Tick-induced paralysis begins in the legs five to six days after the tick has attached to the skin, and it progresses to complete paralysis over several days. Paralysis begins to improve within a few hours of removing the tick, and complete recovery takes several days.

The organisms that cause Lyme disease and babesiosis rarely are transmitted to the person or animal if ticks are removed within the first 24 hours after they attach and before they become engorged.


To prevent tick bites in tick-infested areas, take the following precautions:


When a tick is discovered on the skin or scalp, it should be removed immediately to avoid a skin reaction and to reduce the likelihood of developing a tick-borne infectious disease. Grasp the head of the tick with a pair of flat or curved forceps or tweezers held as close to the skin as possible. Avoid squeezing the tick. Gently pull the head of the tick away from the skin without twisting. The bite should be cleaned with soap and water. Save the tick in a container with a tight-fitting lid.

For people in areas where Lyme disease rates are high, one dose of doxycycline can prevent disease if taken within three days of a tick bite. So for those at highest risk, early treatment may be appropriate. This is especially important if the tick was engorged, as this suggests it was attached for long enough to transmit the bacterium that causes Lyme disease.

When to call a professional

Seek medical attention if a tick has buried itself deep in the skin and you cannot remove it or if you find an engorged tick on your skin and are living in or visiting an area where Lyme disease is a risk. Fever and flulike symptoms require medical attention if you know you've recently been bitten by a tick or if the symptoms are accompanied by a skin rash, particularly the bull's-eye rash characteristic of Lyme disease. Muscle weakness or paralysis requires immediate medical attention.


If no infectious organisms have been transmitted by the tick, you should recover from symptoms within a day or two. The outlook for specific tick-borne illnesses varies.

Additional info

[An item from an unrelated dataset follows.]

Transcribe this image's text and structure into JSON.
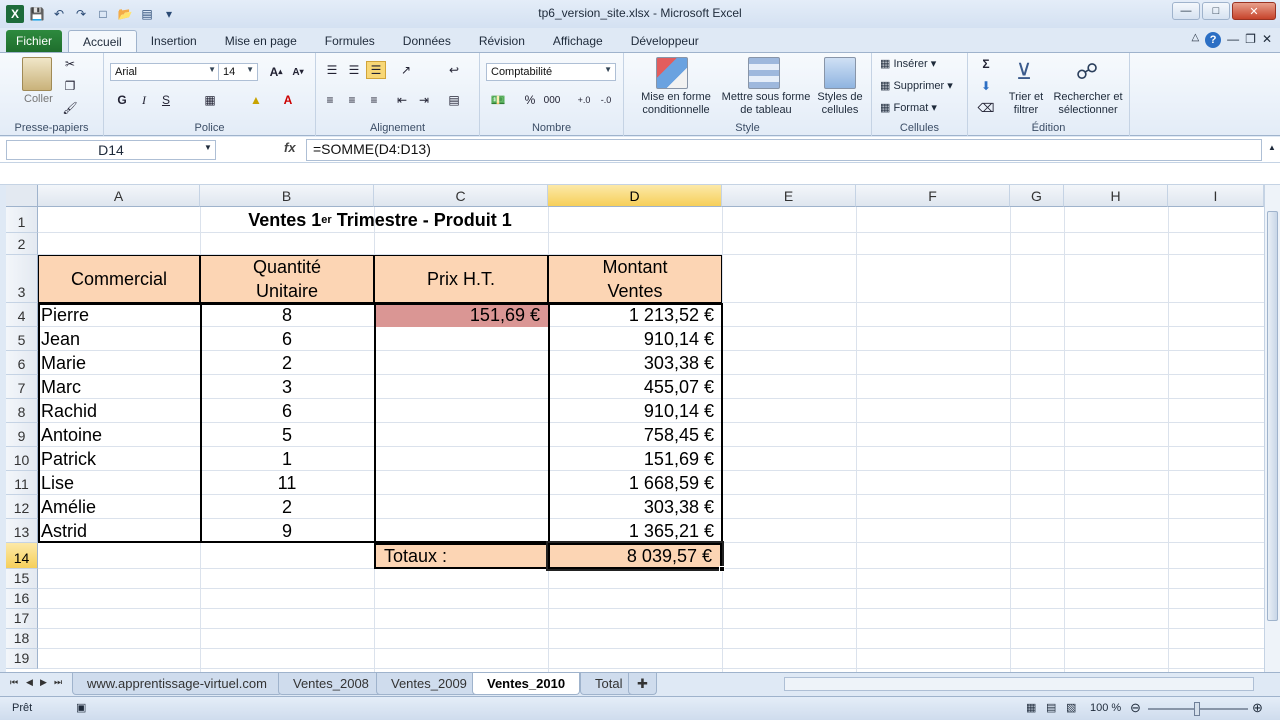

Centers for Disease Control and Prevention (CDC)

Further information

Always consult your healthcare provider to ensure the information displayed on this page applies to your personal circumstances.